**Exercise material**.
──────

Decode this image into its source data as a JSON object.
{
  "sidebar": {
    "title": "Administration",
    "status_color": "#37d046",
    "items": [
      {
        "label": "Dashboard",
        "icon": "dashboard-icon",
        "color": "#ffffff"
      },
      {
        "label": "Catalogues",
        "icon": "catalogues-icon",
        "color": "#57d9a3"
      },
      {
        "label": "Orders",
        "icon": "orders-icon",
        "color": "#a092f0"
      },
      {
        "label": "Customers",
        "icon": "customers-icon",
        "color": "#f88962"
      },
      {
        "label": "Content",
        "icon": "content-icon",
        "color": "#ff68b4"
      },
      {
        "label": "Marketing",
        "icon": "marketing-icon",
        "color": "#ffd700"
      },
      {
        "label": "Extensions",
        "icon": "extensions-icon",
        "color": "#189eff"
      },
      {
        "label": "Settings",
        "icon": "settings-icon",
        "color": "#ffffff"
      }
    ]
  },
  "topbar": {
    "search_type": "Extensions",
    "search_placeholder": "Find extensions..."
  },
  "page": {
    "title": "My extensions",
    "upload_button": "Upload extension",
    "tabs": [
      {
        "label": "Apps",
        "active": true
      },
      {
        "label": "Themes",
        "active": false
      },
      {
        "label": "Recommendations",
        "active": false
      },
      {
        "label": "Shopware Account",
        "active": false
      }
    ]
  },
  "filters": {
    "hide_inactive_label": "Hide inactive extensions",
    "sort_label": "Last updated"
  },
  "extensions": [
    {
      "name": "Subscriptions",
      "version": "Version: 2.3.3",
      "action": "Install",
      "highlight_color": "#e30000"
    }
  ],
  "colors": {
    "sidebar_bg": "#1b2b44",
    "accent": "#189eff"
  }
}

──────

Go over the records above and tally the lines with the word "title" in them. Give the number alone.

**Response for this exercise**. 2